This week saw the publication of the long-awaited report on the NHS’s long-term workforce strategy. To be honest, it was bit of a damp squib for GPs. There was the push to make pensions more flexible – although accountants soon questioned how successful this would be.
There were another couple of ideas – a new fellowship scheme for newly qualified GPs, and a commitment to promote the potential for working portfolio careers for GPs. I can’t criticise this – I said much the same last year.
Yet the interim report seemed to kick the can down the road, promising that there will be more on GP recruitment strategy when the final report is published.
I fear we may be getting to the point where one of these radical measures will be on the table
I can’t accuse NHS England of not understanding the problem, or not trying solutions. There have been plenty: international GP recruitment, incentives for GPs to stay on or return to practice, marketing campaigns geared towards medical graduates, etc. In fairness, they have managed to increase the number of GP trainees to record numbers.
But let’s face it, all these solutions are having minimal impact as last week’s updated figures on workforce showed – even those trainees are not guaranteed to stay on, and won’t be ready for a while anyhow.
It may be that there are no solutions left that we can do in the current environment. It will need radical changes – some I am comfortable with, others I am not. For example: huge investment, which seems obvious, but is not going to happen in the current environment; a cap on workload, which has its problems; charging for care, which is highly undesirable; or ditching the partnership model, which would carry the risk of removing everything that is good about general practice.

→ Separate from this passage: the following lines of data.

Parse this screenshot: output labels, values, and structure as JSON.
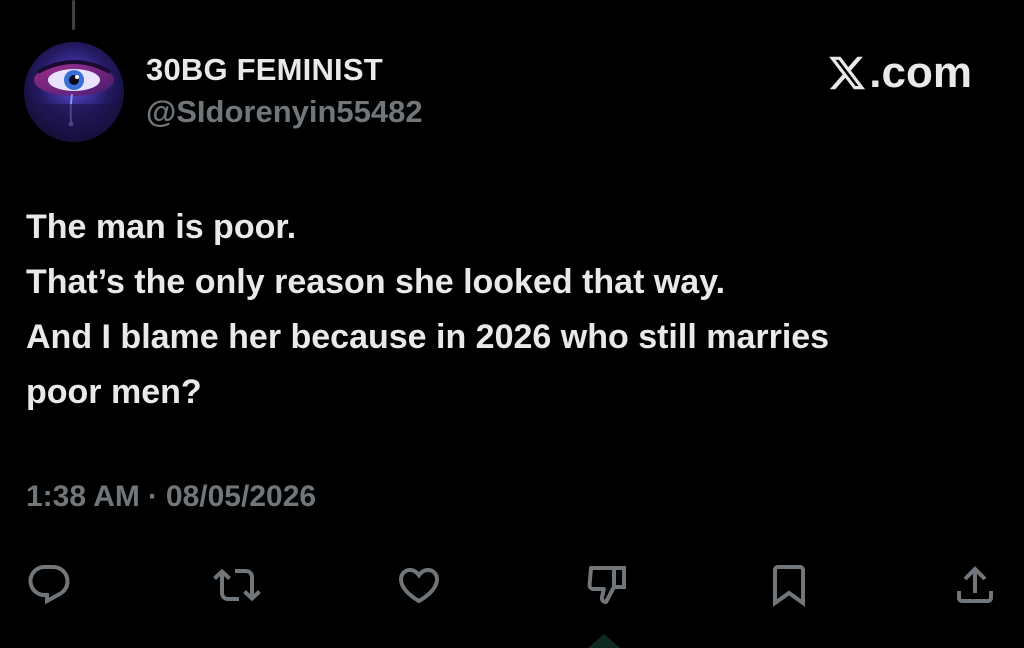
{
  "author": {
    "display_name": "30BG FEMINIST",
    "handle": "@SIdorenyin55482"
  },
  "brand": {
    "label": ".com"
  },
  "tweet": {
    "lines": [
      "The man is poor.",
      "That’s the only reason she looked that way.",
      "And I blame her because in 2026 who still marries",
      "poor men?"
    ],
    "time": "1:38 AM",
    "separator": "·",
    "date": "08/05/2026"
  },
  "actions": [
    {
      "name": "reply",
      "icon": "reply-icon"
    },
    {
      "name": "retweet",
      "icon": "retweet-icon"
    },
    {
      "name": "like",
      "icon": "heart-icon"
    },
    {
      "name": "downvote",
      "icon": "thumbs-down-icon"
    },
    {
      "name": "bookmark",
      "icon": "bookmark-icon"
    },
    {
      "name": "share",
      "icon": "share-icon"
    }
  ],
  "colors": {
    "background": "#000000",
    "primary_text": "#e7e9ea",
    "secondary_text": "#71767b"
  }
}
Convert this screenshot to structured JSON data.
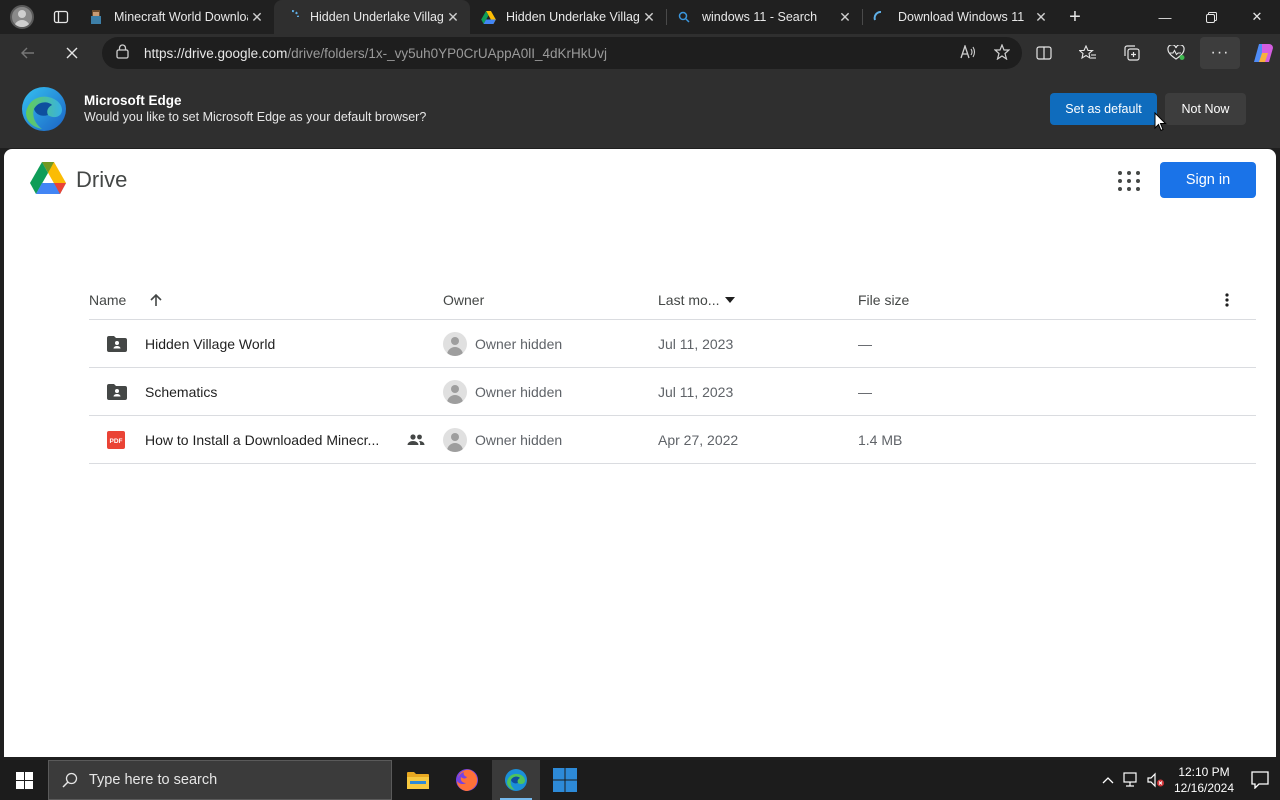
{
  "tabs": [
    {
      "title": "Minecraft World Downloa",
      "favicon": "minecraft-icon",
      "active": false
    },
    {
      "title": "Hidden Underlake Village",
      "favicon": "loading-spinner-icon",
      "active": true
    },
    {
      "title": "Hidden Underlake Village",
      "favicon": "google-drive-icon",
      "active": false
    },
    {
      "title": "windows 11 - Search",
      "favicon": "search-icon",
      "active": false
    },
    {
      "title": "Download Windows 11",
      "favicon": "loading-spinner-icon",
      "active": false
    }
  ],
  "address": {
    "host": "https://drive.google.com",
    "path": "/drive/folders/1x-_vy5uh0YP0CrUAppA0lI_4dKrHkUvj"
  },
  "infobar": {
    "title": "Microsoft Edge",
    "message": "Would you like to set Microsoft Edge as your default browser?",
    "set_default_label": "Set as default",
    "not_now_label": "Not Now"
  },
  "drive": {
    "product_name": "Drive",
    "sign_in_label": "Sign in",
    "columns": {
      "name": "Name",
      "owner": "Owner",
      "last_modified": "Last mo...",
      "file_size": "File size"
    },
    "rows": [
      {
        "icon": "shared-folder-icon",
        "name": "Hidden Village World",
        "shared": false,
        "owner": "Owner hidden",
        "date": "Jul 11, 2023",
        "size": "—"
      },
      {
        "icon": "shared-folder-icon",
        "name": "Schematics",
        "shared": false,
        "owner": "Owner hidden",
        "date": "Jul 11, 2023",
        "size": "—"
      },
      {
        "icon": "pdf-icon",
        "name": "How to Install a Downloaded Minecr...",
        "shared": true,
        "owner": "Owner hidden",
        "date": "Apr 27, 2022",
        "size": "1.4 MB"
      }
    ]
  },
  "taskbar": {
    "search_placeholder": "Type here to search",
    "time": "12:10 PM",
    "date": "12/16/2024"
  },
  "colors": {
    "edge_blue": "#0f6cbd",
    "drive_blue": "#1a73e8"
  }
}
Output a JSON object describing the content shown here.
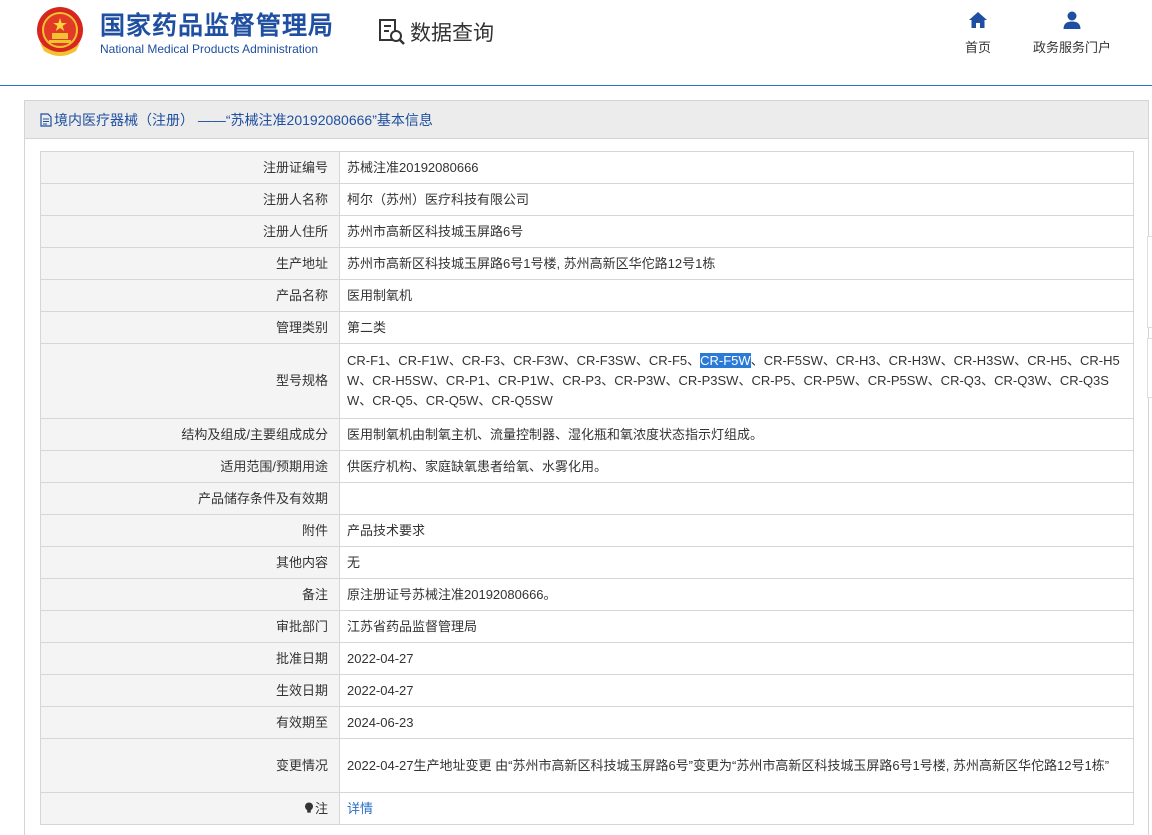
{
  "header": {
    "logo_cn": "国家药品监督管理局",
    "logo_en": "National Medical Products Administration",
    "query_title": "数据查询",
    "nav": [
      {
        "label": "首页",
        "icon": "home-icon"
      },
      {
        "label": "政务服务门户",
        "icon": "user-icon"
      }
    ]
  },
  "panel": {
    "title": "境内医疗器械（注册） ——“苏械注准20192080666”基本信息"
  },
  "rows": [
    {
      "label": "注册证编号",
      "value": "苏械注准20192080666"
    },
    {
      "label": "注册人名称",
      "value": "柯尔（苏州）医疗科技有限公司"
    },
    {
      "label": "注册人住所",
      "value": "苏州市高新区科技城玉屏路6号"
    },
    {
      "label": "生产地址",
      "value": "苏州市高新区科技城玉屏路6号1号楼, 苏州高新区华佗路12号1栋"
    },
    {
      "label": "产品名称",
      "value": "医用制氧机"
    },
    {
      "label": "管理类别",
      "value": "第二类"
    },
    {
      "label": "型号规格",
      "value_before": "CR-F1、CR-F1W、CR-F3、CR-F3W、CR-F3SW、CR-F5、",
      "value_highlight": "CR-F5W",
      "value_after": "、CR-F5SW、CR-H3、CR-H3W、CR-H3SW、CR-H5、CR-H5W、CR-H5SW、CR-P1、CR-P1W、CR-P3、CR-P3W、CR-P3SW、CR-P5、CR-P5W、CR-P5SW、CR-Q3、CR-Q3W、CR-Q3SW、CR-Q5、CR-Q5W、CR-Q5SW"
    },
    {
      "label": "结构及组成/主要组成成分",
      "value": "医用制氧机由制氧主机、流量控制器、湿化瓶和氧浓度状态指示灯组成。"
    },
    {
      "label": "适用范围/预期用途",
      "value": "供医疗机构、家庭缺氧患者给氧、水雾化用。"
    },
    {
      "label": "产品储存条件及有效期",
      "value": ""
    },
    {
      "label": "附件",
      "value": "产品技术要求"
    },
    {
      "label": "其他内容",
      "value": "无"
    },
    {
      "label": "备注",
      "value": "原注册证号苏械注准20192080666。"
    },
    {
      "label": "审批部门",
      "value": "江苏省药品监督管理局"
    },
    {
      "label": "批准日期",
      "value": "2022-04-27"
    },
    {
      "label": "生效日期",
      "value": "2022-04-27"
    },
    {
      "label": "有效期至",
      "value": "2024-06-23"
    },
    {
      "label": "变更情况",
      "value": "2022-04-27生产地址变更 由“苏州市高新区科技城玉屏路6号”变更为“苏州市高新区科技城玉屏路6号1号楼, 苏州高新区华佗路12号1栋”"
    },
    {
      "label": "注",
      "value": "详情",
      "icon": "lightbulb-icon"
    }
  ],
  "colors": {
    "brand_blue": "#1f4fa0",
    "link_blue": "#2a6fc4",
    "highlight": "#2b7bd6",
    "label_bg": "#f4f4f4",
    "panel_head_bg": "#ececec"
  }
}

I fear we may be getting to the point where one of these radical measures (and I don’t mean extra investment) will be on the table.
Jaimie Kaffash is editor of Pulse. Follow him on Twitter @jkaffash or email him at firstname.lastname@example.org